The books in this series, Routledge Leading Linguists, draw together some of the seminal essays from the most important linguists of the last decades. Each book covers one scholar, making the best of his or her work readily accessible and available in one place for the first time.
Generative Grammar Theory and its History
Aspects of the Syntax of Agreement
Derivations Exploring the Dynamics of Syntax
Minimalist Investigations in Linguistic Theory
By Robert Freidin
March 13, 2012
Generative Grammar presents a substantial contribution to the field of linguistics in drawing together for the first time the author's most significant work on the theory of generative grammar. The essays collected here display Freidin's role in moving the theory forward in terms of new proposals,...
By Cedric Boeckx
August 15, 2011
This volume brings together various strands of research focusing on aspects of the syntax of agreement, and the role that agreement plays in linguistic theory. The essays collected here show how and why agreement has emerged in recent years as the central theoretical construct in minimalism. ...
By Juan Uriagereka
August 12, 2011
Derivations draws together some of the most influential work of one of the world's leading syntactitians, Juan Uriagekera. These essays provide several empirical analyses and technical solutions within the Minimalist Program. The book persues a naturalistic take on Minimalism, explicitly connecting...
By Howard Lasnik
October 28, 2004
Professor Howard Lasnik is one of the world's leading theoretical linguists. He has produced influential and important work in areas such as syntactic theory, logical form, and learnability. This collection of essays draws together some of his best work from his substantial contribution to ...
By Dominique Sportiche
June 22, 1998

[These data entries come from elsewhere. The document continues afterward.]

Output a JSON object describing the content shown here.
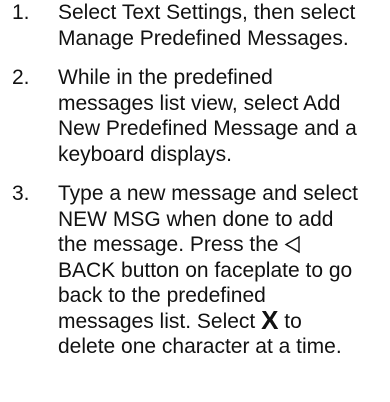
{
  "steps": [
    {
      "number": "1.",
      "text": "Select Text Settings, then select Manage Predefined Messages."
    },
    {
      "number": "2.",
      "text": "While in the predefined messages list view, select Add New Predefined Message and a keyboard displays."
    },
    {
      "number": "3.",
      "text_before_back": "Type a new message and select NEW MSG when done to add the message. Press the ",
      "back_label": "BACK button on faceplate to go back to the predefined messages list. Select ",
      "delete_glyph": "X",
      "text_after_delete": " to delete one character at a time.",
      "back_icon": "back-triangle-icon"
    }
  ]
}
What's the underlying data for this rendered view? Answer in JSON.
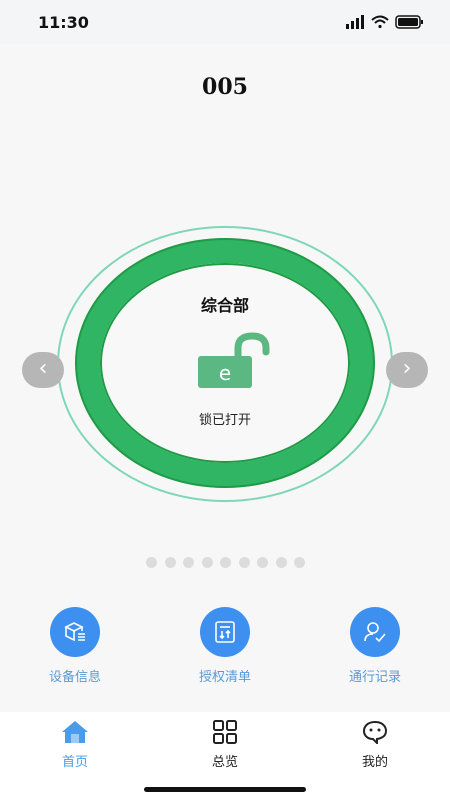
{
  "status_bar": {
    "time": "11:30"
  },
  "header": {
    "door_number": "005"
  },
  "lock_panel": {
    "department": "综合部",
    "lock_badge": "e",
    "status": "锁已打开",
    "ring_color": "#2fb564",
    "outer_ring_color": "#7fd6b8"
  },
  "pager": {
    "count": 9
  },
  "actions": [
    {
      "label": "设备信息",
      "icon": "device-box-icon"
    },
    {
      "label": "授权清单",
      "icon": "authorization-list-icon"
    },
    {
      "label": "通行记录",
      "icon": "access-record-icon"
    }
  ],
  "tabs": [
    {
      "label": "首页",
      "icon": "home-icon",
      "active": true
    },
    {
      "label": "总览",
      "icon": "grid-icon",
      "active": false
    },
    {
      "label": "我的",
      "icon": "chat-face-icon",
      "active": false
    }
  ],
  "colors": {
    "accent": "#3d8ff0",
    "tab_active": "#4a9be8"
  }
}
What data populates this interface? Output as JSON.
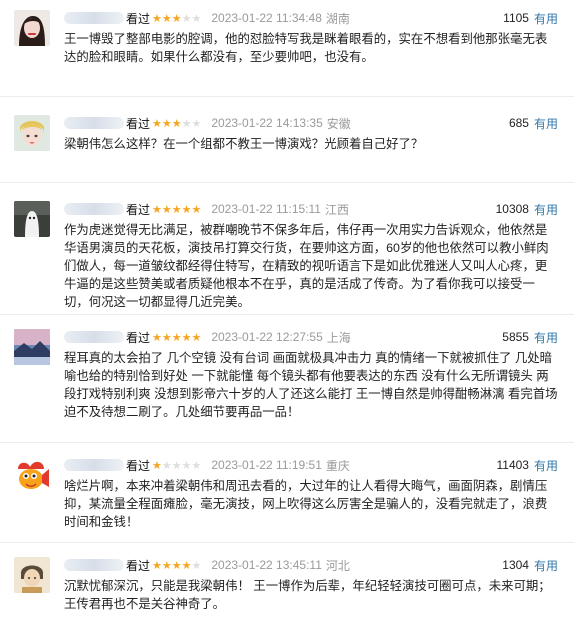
{
  "colors": {
    "star_on": "#f5a623",
    "star_off": "#dedede",
    "link": "#3377aa"
  },
  "reviews": [
    {
      "action": "看过",
      "rating": 3,
      "time": "2023-01-22 11:34:48",
      "location": "湖南",
      "votes": "1105",
      "useful": "有用",
      "avatar_icon": "user-portrait-icon",
      "text": "王一博毁了整部电影的腔调，他的怼脸特写我是眯着眼看的，实在不想看到他那张毫无表达的脸和眼睛。如果什么都没有，至少要帅吧，也没有。"
    },
    {
      "action": "看过",
      "rating": 3,
      "time": "2023-01-22 14:13:35",
      "location": "安徽",
      "votes": "685",
      "useful": "有用",
      "avatar_icon": "user-portrait-icon",
      "text": "梁朝伟怎么这样？在一个组都不教王一博演戏？光顾着自己好了？"
    },
    {
      "action": "看过",
      "rating": 5,
      "time": "2023-01-22 11:15:11",
      "location": "江西",
      "votes": "10308",
      "useful": "有用",
      "avatar_icon": "user-ghost-icon",
      "text": "作为虎迷觉得无比满足，被群嘲晚节不保多年后，伟仔再一次用实力告诉观众，他依然是华语男演员的天花板，演技吊打算交行货，在要帅这方面，60岁的他也依然可以教小鲜肉们做人，每一道皱纹都经得住特写，在精致的视听语言下是如此优雅迷人又叫人心疼，更牛逼的是这些赞美或者质疑他根本不在乎，真的是活成了传奇。为了看你我可以接受一切，何况这一切都显得几近完美。"
    },
    {
      "action": "看过",
      "rating": 5,
      "time": "2023-01-22 12:27:55",
      "location": "上海",
      "votes": "5855",
      "useful": "有用",
      "avatar_icon": "user-landscape-icon",
      "text": "程耳真的太会拍了 几个空镜 没有台词 画面就极具冲击力 真的情绪一下就被抓住了 几处暗喻也给的特别恰到好处 一下就能懂 每个镜头都有他要表达的东西 没有什么无所谓镜头 两段打戏特别利爽 没想到影帝六十岁的人了还这么能打 王一博自然是帅得酣畅淋漓 看完首场 迫不及待想二刷了。几处细节要再品一品！"
    },
    {
      "action": "看过",
      "rating": 1,
      "time": "2023-01-22 11:19:51",
      "location": "重庆",
      "votes": "11403",
      "useful": "有用",
      "avatar_icon": "user-goldfish-icon",
      "text": "啥烂片啊，本来冲着梁朝伟和周迅去看的，大过年的让人看得大晦气，画面阴森，剧情压抑，某流量全程面瘫脸，毫无演技，网上吹得这么厉害全是骗人的，没看完就走了，浪费时间和金钱！"
    },
    {
      "action": "看过",
      "rating": 4,
      "time": "2023-01-22 13:45:11",
      "location": "河北",
      "votes": "1304",
      "useful": "有用",
      "avatar_icon": "user-illustration-icon",
      "text": "沉默忧郁深沉，只能是我梁朝伟！ 王一博作为后辈，年纪轻轻演技可圈可点，未来可期； 王传君再也不是关谷神奇了。"
    }
  ]
}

This collection brings together some of Dominique Sportiche's best work, including essays that are published here for the first time. The articles discuss the architecture of syntax in natural languages and Sportiche suggests that languages do not differ at all in their syntactic organization. This...